Volume 2010, Article ID 501031, 11 pages
Review Article

Selective Decontamination of the Digestive Tract Reduces Pneumonia and Mortality

1Department of Intensive Care Medicine, Academic Medical Center, University of Amsterdam, Meibergdreef 9, 1105 AZ Amsterdam, The Netherlands
2Laboratory of Experimental Intensive Care and Anesthesiology (L.E.I.C.A), Academic Medical Center, University of Amsterdam, Meibergdreef 9, 1105 AZ Amsterdam, The Netherlands

Received 29 July 2010; Accepted 20 September 2010

Academic Editor: J. L. Vincent

Copyright © 2010 Lenneke E. M. Haas and Marcus J. Schultz. This is an open access article distributed under the Creative Commons Attribution License, which permits unrestricted use, distribution, and reproduction in any medium, provided the original work is properly cited.

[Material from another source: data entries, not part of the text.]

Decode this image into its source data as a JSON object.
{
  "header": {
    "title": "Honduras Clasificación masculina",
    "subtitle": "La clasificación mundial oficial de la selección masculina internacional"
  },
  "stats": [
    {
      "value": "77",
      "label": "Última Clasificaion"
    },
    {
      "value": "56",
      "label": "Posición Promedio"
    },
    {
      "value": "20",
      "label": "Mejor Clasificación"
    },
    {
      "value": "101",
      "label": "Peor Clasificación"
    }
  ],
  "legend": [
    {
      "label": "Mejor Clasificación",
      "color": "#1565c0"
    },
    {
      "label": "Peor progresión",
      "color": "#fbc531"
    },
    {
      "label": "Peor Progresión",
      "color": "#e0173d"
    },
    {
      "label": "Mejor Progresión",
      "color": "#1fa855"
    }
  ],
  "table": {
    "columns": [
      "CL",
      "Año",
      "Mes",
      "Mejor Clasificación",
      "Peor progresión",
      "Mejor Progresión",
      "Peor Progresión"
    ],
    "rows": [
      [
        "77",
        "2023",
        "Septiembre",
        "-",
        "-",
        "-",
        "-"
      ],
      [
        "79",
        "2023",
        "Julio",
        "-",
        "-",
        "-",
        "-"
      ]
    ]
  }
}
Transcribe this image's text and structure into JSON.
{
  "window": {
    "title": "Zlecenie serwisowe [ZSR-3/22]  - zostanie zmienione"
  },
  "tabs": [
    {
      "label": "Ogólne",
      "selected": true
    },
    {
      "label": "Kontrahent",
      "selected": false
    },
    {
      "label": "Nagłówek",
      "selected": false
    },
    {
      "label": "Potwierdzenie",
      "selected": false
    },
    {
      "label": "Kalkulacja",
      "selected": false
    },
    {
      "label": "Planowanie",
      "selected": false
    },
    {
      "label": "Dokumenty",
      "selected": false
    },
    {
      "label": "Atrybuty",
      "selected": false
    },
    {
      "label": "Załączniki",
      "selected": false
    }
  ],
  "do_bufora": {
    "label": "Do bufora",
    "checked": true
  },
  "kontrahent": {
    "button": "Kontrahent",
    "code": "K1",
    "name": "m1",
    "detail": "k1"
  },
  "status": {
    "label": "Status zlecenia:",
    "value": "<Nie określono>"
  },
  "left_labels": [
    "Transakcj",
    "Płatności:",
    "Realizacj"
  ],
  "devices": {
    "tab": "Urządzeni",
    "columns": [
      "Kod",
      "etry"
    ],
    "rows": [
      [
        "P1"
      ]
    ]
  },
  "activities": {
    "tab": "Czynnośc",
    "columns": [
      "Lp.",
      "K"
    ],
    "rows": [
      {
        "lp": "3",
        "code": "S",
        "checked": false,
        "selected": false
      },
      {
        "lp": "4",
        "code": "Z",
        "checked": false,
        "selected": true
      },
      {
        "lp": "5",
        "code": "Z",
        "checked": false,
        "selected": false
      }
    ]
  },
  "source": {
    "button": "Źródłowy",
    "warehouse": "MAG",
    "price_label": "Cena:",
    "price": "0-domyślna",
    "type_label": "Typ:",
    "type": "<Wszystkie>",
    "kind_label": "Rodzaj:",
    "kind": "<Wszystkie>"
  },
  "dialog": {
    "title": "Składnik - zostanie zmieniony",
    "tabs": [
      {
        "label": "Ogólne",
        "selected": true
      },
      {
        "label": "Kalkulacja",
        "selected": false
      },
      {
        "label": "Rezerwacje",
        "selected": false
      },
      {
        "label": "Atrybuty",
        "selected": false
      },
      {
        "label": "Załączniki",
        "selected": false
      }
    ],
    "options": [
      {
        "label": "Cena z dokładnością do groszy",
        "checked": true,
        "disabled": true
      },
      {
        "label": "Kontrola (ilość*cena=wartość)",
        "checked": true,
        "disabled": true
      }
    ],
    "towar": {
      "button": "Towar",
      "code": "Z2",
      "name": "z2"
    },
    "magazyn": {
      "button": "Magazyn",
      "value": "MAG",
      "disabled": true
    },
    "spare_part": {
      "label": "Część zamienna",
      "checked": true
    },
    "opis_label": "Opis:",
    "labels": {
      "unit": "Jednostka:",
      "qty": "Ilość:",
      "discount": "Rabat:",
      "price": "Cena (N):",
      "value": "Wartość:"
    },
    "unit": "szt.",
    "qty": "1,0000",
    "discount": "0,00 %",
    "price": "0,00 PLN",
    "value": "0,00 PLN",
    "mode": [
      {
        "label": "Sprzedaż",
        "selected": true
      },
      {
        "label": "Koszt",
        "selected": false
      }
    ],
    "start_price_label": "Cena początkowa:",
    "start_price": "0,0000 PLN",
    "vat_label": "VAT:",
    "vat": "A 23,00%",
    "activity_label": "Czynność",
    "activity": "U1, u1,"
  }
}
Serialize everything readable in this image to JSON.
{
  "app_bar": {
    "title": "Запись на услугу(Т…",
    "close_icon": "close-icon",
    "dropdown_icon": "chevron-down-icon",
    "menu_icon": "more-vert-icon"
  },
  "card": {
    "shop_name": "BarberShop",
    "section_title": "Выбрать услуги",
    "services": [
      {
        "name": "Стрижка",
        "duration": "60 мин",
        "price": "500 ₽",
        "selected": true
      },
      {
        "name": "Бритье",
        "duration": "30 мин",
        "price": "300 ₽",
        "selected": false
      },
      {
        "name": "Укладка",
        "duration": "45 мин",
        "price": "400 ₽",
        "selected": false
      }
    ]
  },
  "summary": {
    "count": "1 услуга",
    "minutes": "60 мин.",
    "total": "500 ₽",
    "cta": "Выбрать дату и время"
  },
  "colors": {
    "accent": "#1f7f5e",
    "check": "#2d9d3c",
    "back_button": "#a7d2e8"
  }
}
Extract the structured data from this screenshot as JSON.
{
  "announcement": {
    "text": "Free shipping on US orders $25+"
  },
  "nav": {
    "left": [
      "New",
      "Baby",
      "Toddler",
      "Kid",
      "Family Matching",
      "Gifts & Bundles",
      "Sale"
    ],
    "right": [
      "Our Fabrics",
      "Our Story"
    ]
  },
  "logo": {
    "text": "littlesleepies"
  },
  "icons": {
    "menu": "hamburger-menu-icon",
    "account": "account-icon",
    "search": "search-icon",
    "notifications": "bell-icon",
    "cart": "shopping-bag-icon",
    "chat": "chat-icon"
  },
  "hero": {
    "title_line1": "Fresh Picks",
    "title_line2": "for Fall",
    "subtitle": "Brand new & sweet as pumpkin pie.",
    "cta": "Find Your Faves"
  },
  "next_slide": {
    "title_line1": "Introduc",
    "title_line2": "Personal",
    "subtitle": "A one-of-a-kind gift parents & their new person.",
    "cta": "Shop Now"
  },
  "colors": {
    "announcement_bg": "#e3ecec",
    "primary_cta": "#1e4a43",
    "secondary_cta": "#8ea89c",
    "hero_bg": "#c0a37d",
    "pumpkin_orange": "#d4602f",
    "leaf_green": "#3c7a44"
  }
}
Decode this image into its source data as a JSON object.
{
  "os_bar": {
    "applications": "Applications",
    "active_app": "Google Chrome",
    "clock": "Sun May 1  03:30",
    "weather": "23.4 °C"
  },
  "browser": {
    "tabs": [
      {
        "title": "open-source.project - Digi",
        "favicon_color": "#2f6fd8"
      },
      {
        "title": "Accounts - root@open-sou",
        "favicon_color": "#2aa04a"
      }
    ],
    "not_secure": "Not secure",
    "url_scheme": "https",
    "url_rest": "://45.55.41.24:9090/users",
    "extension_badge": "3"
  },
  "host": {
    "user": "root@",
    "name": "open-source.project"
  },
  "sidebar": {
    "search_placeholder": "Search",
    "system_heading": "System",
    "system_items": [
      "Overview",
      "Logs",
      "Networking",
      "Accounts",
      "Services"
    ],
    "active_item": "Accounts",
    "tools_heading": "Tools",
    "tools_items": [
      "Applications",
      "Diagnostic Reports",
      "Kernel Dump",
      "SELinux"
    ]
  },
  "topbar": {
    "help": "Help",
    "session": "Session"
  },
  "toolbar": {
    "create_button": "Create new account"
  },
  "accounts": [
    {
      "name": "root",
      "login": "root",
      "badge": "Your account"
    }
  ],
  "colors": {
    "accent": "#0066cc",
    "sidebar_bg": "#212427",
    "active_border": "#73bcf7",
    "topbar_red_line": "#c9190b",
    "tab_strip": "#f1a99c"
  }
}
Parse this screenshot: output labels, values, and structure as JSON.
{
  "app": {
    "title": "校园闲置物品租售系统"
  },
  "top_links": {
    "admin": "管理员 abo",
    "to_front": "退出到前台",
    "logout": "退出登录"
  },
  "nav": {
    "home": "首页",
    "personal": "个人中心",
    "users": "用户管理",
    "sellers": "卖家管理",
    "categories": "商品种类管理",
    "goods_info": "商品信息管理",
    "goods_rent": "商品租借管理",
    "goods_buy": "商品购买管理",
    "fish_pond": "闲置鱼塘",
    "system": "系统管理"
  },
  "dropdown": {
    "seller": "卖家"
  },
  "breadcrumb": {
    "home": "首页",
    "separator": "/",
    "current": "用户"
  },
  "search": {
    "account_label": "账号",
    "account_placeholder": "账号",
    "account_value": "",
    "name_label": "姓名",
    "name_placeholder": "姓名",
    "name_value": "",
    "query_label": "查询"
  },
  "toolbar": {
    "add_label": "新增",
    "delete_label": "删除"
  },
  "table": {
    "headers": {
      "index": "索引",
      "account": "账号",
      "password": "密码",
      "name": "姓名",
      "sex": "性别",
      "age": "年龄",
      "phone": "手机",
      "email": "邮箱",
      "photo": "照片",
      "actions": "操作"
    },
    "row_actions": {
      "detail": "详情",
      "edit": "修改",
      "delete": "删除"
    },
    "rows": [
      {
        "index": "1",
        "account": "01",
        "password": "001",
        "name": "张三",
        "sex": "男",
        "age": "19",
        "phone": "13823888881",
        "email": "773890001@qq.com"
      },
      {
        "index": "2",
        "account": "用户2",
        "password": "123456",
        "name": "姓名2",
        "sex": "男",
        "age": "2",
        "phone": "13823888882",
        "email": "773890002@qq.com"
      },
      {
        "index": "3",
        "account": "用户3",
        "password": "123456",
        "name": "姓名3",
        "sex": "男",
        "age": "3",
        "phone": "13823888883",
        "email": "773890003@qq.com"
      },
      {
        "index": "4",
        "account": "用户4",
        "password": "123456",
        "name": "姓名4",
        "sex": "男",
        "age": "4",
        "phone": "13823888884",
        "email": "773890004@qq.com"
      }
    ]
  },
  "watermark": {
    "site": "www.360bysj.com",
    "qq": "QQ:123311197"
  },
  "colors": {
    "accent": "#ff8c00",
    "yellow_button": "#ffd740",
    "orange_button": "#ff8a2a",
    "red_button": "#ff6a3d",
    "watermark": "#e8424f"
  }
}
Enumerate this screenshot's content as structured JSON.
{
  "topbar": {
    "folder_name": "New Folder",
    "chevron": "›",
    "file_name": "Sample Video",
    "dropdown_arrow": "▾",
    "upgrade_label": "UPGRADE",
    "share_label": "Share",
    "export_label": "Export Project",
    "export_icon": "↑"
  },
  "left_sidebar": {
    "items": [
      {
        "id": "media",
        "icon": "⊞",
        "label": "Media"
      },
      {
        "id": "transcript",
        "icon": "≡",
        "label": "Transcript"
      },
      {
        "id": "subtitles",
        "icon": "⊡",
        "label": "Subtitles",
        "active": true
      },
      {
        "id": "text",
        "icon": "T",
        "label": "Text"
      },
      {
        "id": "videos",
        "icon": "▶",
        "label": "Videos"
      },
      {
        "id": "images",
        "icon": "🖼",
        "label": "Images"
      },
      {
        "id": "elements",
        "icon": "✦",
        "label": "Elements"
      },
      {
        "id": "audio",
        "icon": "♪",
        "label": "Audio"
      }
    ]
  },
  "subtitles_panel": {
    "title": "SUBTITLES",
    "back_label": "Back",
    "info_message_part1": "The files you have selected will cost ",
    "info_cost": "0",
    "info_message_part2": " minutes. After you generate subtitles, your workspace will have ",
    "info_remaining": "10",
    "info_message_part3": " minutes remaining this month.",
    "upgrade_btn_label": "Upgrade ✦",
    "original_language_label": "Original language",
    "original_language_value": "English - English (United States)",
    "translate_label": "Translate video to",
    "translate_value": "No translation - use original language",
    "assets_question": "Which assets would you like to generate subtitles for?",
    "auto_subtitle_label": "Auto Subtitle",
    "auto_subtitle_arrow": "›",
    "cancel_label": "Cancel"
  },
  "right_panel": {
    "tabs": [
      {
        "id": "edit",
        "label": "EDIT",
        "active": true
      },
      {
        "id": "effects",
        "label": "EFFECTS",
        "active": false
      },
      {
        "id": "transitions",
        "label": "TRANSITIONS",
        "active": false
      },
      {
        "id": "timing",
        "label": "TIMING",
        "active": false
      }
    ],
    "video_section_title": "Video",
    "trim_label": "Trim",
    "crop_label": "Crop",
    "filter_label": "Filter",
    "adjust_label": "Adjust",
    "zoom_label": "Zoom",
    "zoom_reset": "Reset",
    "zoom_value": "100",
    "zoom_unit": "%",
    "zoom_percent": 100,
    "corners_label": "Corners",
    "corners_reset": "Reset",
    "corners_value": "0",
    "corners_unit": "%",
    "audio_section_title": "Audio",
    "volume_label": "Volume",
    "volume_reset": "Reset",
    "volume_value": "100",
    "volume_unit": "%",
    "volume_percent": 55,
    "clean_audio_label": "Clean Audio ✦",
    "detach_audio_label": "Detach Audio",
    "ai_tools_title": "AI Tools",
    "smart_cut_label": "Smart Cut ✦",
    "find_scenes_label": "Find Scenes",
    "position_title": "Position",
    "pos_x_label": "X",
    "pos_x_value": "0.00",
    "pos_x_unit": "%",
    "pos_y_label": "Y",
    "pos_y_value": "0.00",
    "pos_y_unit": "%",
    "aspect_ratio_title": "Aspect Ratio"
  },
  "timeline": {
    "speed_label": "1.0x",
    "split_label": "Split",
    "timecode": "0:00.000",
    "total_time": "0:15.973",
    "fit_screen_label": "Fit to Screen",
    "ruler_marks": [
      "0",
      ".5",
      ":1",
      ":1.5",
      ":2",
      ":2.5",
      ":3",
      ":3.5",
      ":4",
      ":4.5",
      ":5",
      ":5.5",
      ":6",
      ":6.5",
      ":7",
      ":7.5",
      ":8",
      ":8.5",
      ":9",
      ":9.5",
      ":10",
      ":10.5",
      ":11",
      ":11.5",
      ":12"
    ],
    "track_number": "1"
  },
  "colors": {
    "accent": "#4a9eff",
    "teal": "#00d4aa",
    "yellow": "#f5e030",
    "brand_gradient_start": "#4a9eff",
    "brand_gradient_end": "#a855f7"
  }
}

Selective decontamination of the digestive tract (SDD) has been subject of numerous randomized controlled trials in critically ill patients. Almost all clinical trials showed SDD to prevent pneumonia. Nevertheless, SDD has remained a controversial strategy. One reason for why clinicians remained reluctant to implement SDD into daily practice could be that mortality was reduced in only 2 trials. Another reason could be the heterogeneity of trials of SDD. Indeed, many different prophylactic antimicrobial regimes were tested, and dissimilar diagnostic criteria for pneumonia were applied amongst the trials. This heterogeneity impeded interpretation and comparison of trial results. Two other hampering factors for implementation of SDD have been concerns over the risk of antimicrobial resistance and fear for escalation of costs associated with the use of prophylactic antimicrobials. This paper describes the concept of SDD, summarizes the results of published trials of SDD in mixed medical-surgical intensive care units, and rationalizes the risk of antimicrobial resistance and rise of costs associated with this potentially life-saving preventive strategy.